Background: Chronic pain is highly prevalent in the general population and may be even higher among public safety personnel (PSP; e.g., correctional officers, dispatchers, firefighters, paramedics, police). Comprehensive data on chronic pain among diverse Canadian PSP are relatively sparse. Aims: The current study was designed to provide initial estimates of chronic pain frequency and severity among Canadian PSP. Methods: Estimates of chronic pain frequency and severity (i.e., intensity and duration) at different bodily locations were derived from self-reported data collected through an online survey. Participants included 5093 PSP (32.5% women) grouped into six categories (i.e., call center operators/dispatchers, correctional officers, firefighters, municipal/provincial police, paramedics, Royal Canadian Mounted Police [RCMP]). Results: Substantial proportions of participants reported chronic pain, with estimates ranging from 35.3% to 45.4% across the diverse PSP categories. Across PSP categories, chronic lower back pain was the most prevalent. For some pain locations, firefighters and municipal/provincial police reported lower prevalence, but paramedics reported lower intensity, and duration, than some other PSP groups. Over 50% of RCMP and paramedics reporting chronic pain indicated that the pain was associated with an injury related to active duty. Conclusions: Discrepancies emerged across PSP members with respect to prevalence, location, and severity.

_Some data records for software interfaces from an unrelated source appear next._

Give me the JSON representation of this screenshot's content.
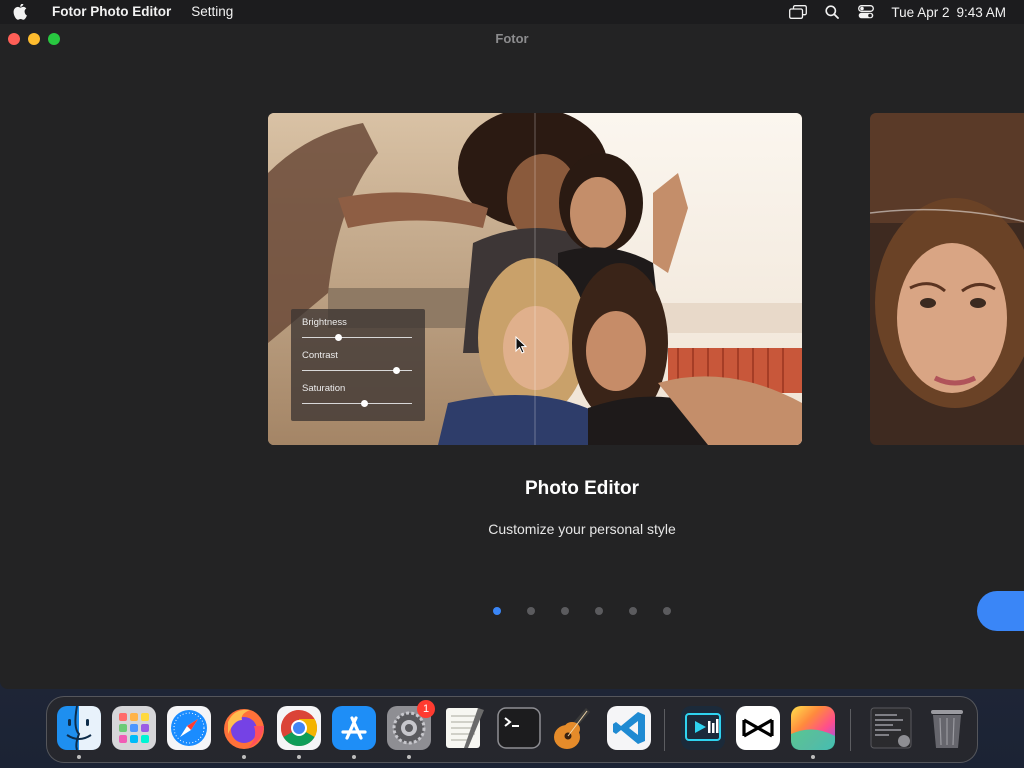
{
  "menubar": {
    "app_name": "Fotor Photo Editor",
    "menu_setting": "Setting",
    "clock_day": "Tue Apr 2",
    "clock_time": "9:43 AM"
  },
  "window": {
    "title": "Fotor"
  },
  "carousel": {
    "adjust_panel": {
      "sliders": [
        {
          "label": "Brightness",
          "value": 0.33
        },
        {
          "label": "Contrast",
          "value": 0.85
        },
        {
          "label": "Saturation",
          "value": 0.56
        }
      ]
    },
    "slide_title": "Photo Editor",
    "slide_subtitle": "Customize your personal style",
    "page_count": 6,
    "active_page": 1
  },
  "dock": {
    "apps": [
      {
        "name": "Finder",
        "icon": "finder-icon",
        "running": true
      },
      {
        "name": "Launchpad",
        "icon": "launchpad-icon",
        "running": false
      },
      {
        "name": "Safari",
        "icon": "safari-icon",
        "running": false
      },
      {
        "name": "Firefox",
        "icon": "firefox-icon",
        "running": true
      },
      {
        "name": "Chrome",
        "icon": "chrome-icon",
        "running": true
      },
      {
        "name": "App Store",
        "icon": "app-store-icon",
        "running": true
      },
      {
        "name": "System Settings",
        "icon": "system-settings-icon",
        "running": true,
        "badge": "1"
      },
      {
        "name": "TextEdit",
        "icon": "textedit-icon",
        "running": false
      },
      {
        "name": "Terminal",
        "icon": "terminal-icon",
        "running": false
      },
      {
        "name": "GarageBand",
        "icon": "garageband-icon",
        "running": false
      },
      {
        "name": "Visual Studio Code",
        "icon": "vscode-icon",
        "running": false
      },
      {
        "name": "Screen Recorder",
        "icon": "screen-recorder-icon",
        "running": false
      },
      {
        "name": "CapCut",
        "icon": "capcut-icon",
        "running": false
      },
      {
        "name": "Fotor Photo Editor",
        "icon": "fotor-icon",
        "running": true
      },
      {
        "name": "Recent Document",
        "icon": "recent-document-icon",
        "running": false
      },
      {
        "name": "Trash",
        "icon": "trash-icon",
        "running": false
      }
    ]
  },
  "colors": {
    "accent": "#3a86f7",
    "window_bg": "#232324",
    "menubar_bg": "#1c1c1e",
    "badge": "#ff3b30"
  }
}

The current data suggest that additional resources and research are necessary to mitigate the development and maintenance of distressing or disabling chronic pain for Canadian PSP.
Additional Keywords: Chronic Pain, Public Safety Personnel
Status: Complete
Completion Date: December 18, 2017
Results:
Results: Substantial proportions of participants reported chronic pain, with estimates ranging from 35.3% to 45.4% across the diverse PSP categories. Across PSP categories, chronic lower back pain was the most prevalent. For some pain locations, firefighters and municipal/provincial police reported lower prevalence, but paramedics reported lower intensity, and duration, than some other PSP groups. Over 50% of RCMP and paramedics reporting chronic pain indicated that the pain was associated with an injury related to active duty.